During the course of revising the Concise Scots Dictionary the editors discovered many terms thought to be obsolete during the editing of the first edition to be, in fact, current in the twenty-first century.
While during the course of last week children and young people in in most areas of Scotland were guising, or to use the American import, ‘trick or treating’, children in the Inverclyde area use the term Galoshans for the same activity.
In Inverclyde there is the Galoshans Festival which this year ran from 24-31st October.
In the Dictionary of the Scots Language www.dsl.ac.uk Galoshans is defined under its original name of Galatian and takes the name from the ancient province of Galatia in modern-day Turkey. This was originally a mummers play performed by boys at Halloween and or Hogmanay and is first recorded in the DSL in the following from Jamieson’s 1825 edition of his Etymological Dictionary of the Scottish Language: “Galatians. . . Boys . . . go about in the evenings, at the end of the year, dressed in paper caps, and sashes, with wooden swords, singing and reciting at the doors of houses.” This sound pretty much like modern-day guising to me.
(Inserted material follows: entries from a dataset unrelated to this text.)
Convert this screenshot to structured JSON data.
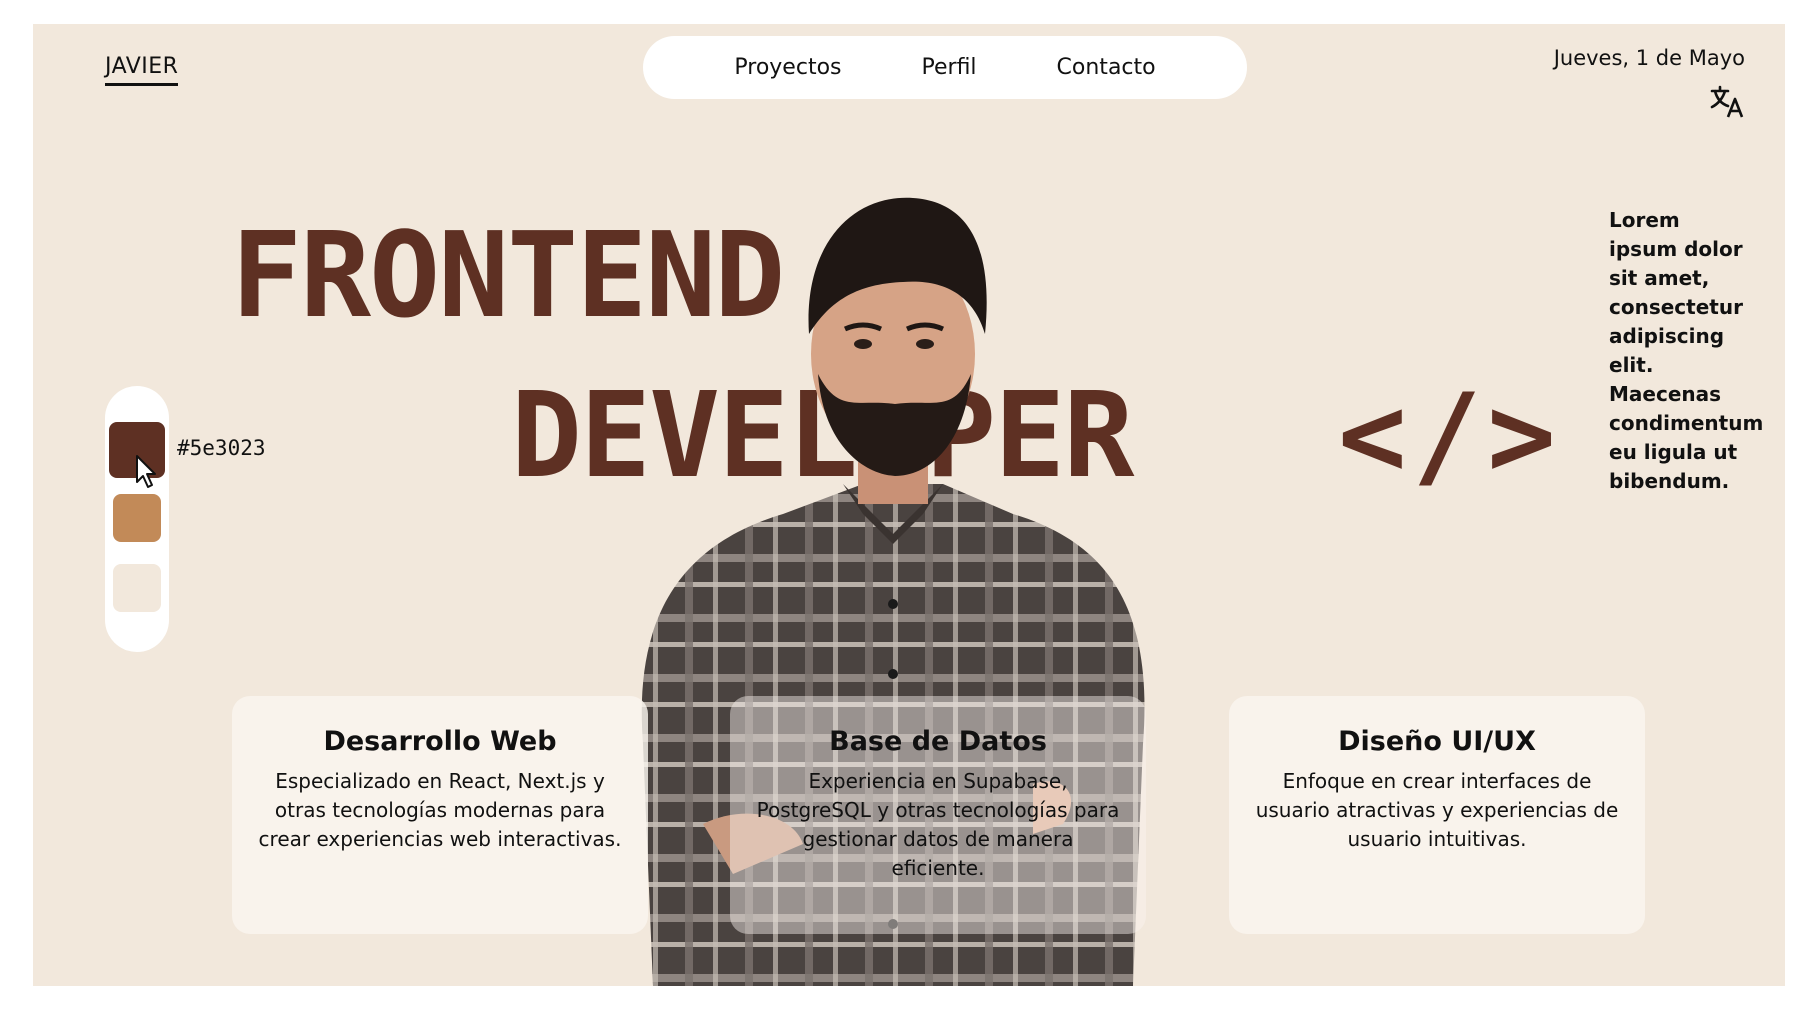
{
  "header": {
    "brand": "JAVIER",
    "nav": [
      {
        "label": "Proyectos"
      },
      {
        "label": "Perfil"
      },
      {
        "label": "Contacto"
      }
    ],
    "date": "Jueves, 1 de Mayo",
    "translate_icon": "translate-icon"
  },
  "hero": {
    "line1": "FRONTEND",
    "line2": "DEVELOPER",
    "code": "</>"
  },
  "side_text": "Lorem ipsum dolor sit amet, consectetur adipiscing elit. Maecenas condimentum eu ligula ut bibendum.",
  "color_picker": {
    "selected_hex": "#5e3023",
    "swatches": [
      "#5e3023",
      "#c28a58",
      "#f2e8dc"
    ]
  },
  "cards": [
    {
      "title": "Desarrollo Web",
      "description": "Especializado en React, Next.js y otras tecnologías modernas para crear experiencias web interactivas."
    },
    {
      "title": "Base de Datos",
      "description": "Experiencia en Supabase, PostgreSQL y otras tecnologías para gestionar datos de manera eficiente."
    },
    {
      "title": "Diseño UI/UX",
      "description": "Enfoque en crear interfaces de usuario atractivas y experiencias de usuario intuitivas."
    }
  ],
  "colors": {
    "accent": "#5e3023",
    "background": "#f2e8dc",
    "card": "#faf5ef"
  }
}
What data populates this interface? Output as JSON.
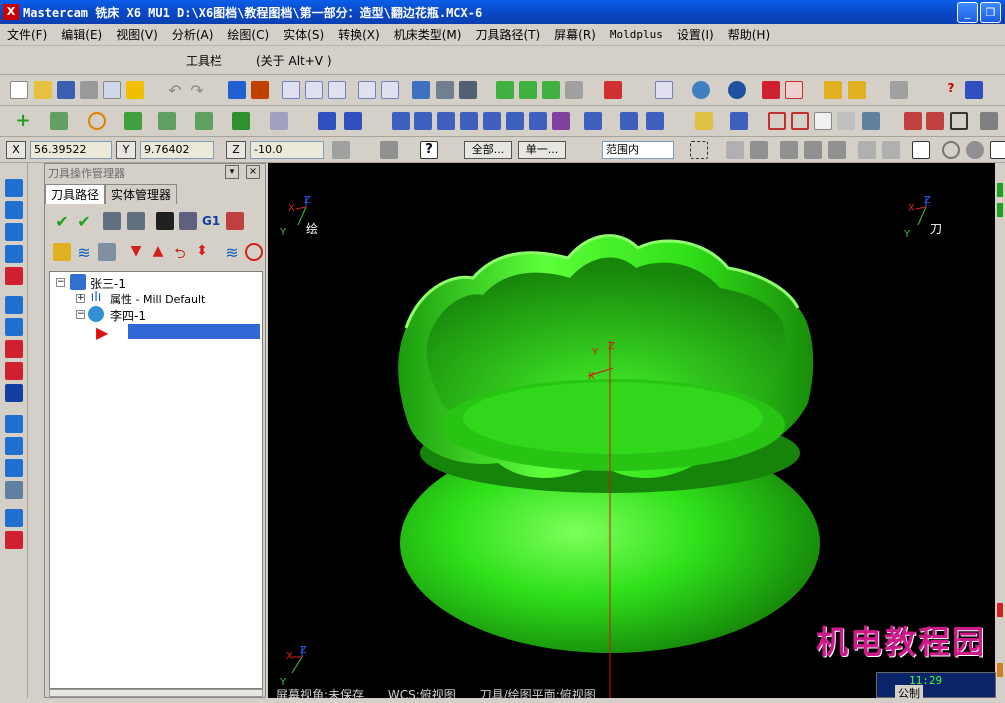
{
  "window": {
    "title": "Mastercam 铣床 X6 MU1  D:\\X6图档\\教程图档\\第一部分：造型\\翻边花瓶.MCX-6"
  },
  "menu": [
    "文件(F)",
    "编辑(E)",
    "视图(V)",
    "分析(A)",
    "绘图(C)",
    "实体(S)",
    "转换(X)",
    "机床类型(M)",
    "刀具路径(T)",
    "屏幕(R)",
    "Moldplus",
    "设置(I)",
    "帮助(H)"
  ],
  "toolbar": {
    "label": "工具栏",
    "hint": "(关于 Alt+V )"
  },
  "coords": {
    "x_label": "X",
    "x_value": "56.39522",
    "y_label": "Y",
    "y_value": "9.76402",
    "z_label": "Z",
    "z_value": "-10.0",
    "all_button": "全部...",
    "single_button": "单一...",
    "range_select": "范围内"
  },
  "panel": {
    "title": "刀具操作管理器",
    "tabs": [
      "刀具路径",
      "实体管理器"
    ],
    "tree": {
      "root": "张三-1",
      "properties": "属性 - Mill Default",
      "child": "李四-1"
    }
  },
  "viewport": {
    "gview_label": "绘",
    "tplane_label": "刀",
    "axis_x": "X",
    "axis_y": "Y",
    "axis_z": "Z",
    "model_color": "#22dd10"
  },
  "status": {
    "screen_view": "屏幕视角:未保存",
    "wcs": "WCS:俯视图",
    "tool_plane": "刀具/绘图平面:俯视图"
  },
  "watermark": "机电教程园",
  "clock": "11:29",
  "clock_sub": "公制"
}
In the following example from the Greenock Telegraph of 30th October 2013, teacher Isabel Lind, an advocate the Scots Language, encouraged her pupils in the use of ‘galoshans’ instead of the term ‘guisers’ and the writer notes that perhaps Greenock is the last place where galoshans is used: “…Isabel's heart is still firmly in Inverclyde, not least, perhaps, because it appears to be the only place where guisers are referred to as galoshans.”
Scots Word of the Week is written by Pauline Cairns Speitel of Scottish Language Dictionaries 9 Coates Crescent, Edinburgh EH3 7AL (0131) 220 1294, www.scotsdictionaries.org.uk firstname.lastname@example.org